## Provided data
>>>

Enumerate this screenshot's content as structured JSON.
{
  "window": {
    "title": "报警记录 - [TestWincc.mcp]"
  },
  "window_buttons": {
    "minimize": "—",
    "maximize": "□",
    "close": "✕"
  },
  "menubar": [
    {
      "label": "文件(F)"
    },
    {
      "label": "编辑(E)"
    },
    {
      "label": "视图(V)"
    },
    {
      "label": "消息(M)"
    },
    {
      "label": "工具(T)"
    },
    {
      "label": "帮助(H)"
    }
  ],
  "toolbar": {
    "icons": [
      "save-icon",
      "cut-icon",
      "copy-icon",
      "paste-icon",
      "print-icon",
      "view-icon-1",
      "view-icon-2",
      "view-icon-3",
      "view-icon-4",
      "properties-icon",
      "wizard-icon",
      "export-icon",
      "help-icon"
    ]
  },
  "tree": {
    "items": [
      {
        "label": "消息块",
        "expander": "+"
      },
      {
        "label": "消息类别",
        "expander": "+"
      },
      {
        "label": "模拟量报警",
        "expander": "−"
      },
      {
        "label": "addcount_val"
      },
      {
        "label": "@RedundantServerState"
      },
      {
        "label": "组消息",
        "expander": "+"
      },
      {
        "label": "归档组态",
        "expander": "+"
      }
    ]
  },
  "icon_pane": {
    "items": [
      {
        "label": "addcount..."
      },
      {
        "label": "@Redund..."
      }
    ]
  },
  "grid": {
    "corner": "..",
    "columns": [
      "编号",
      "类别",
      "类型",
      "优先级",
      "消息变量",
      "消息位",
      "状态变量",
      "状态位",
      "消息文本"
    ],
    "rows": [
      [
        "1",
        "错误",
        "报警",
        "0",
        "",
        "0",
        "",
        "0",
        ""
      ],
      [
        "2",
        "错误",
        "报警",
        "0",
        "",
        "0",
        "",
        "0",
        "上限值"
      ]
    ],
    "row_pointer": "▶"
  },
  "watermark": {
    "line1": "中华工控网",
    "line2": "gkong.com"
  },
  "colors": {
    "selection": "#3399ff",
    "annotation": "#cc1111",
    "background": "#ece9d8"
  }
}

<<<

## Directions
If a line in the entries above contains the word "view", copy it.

## Exercise answer
      "view-icon-1",
      "view-icon-2",
      "view-icon-3",
      "view-icon-4",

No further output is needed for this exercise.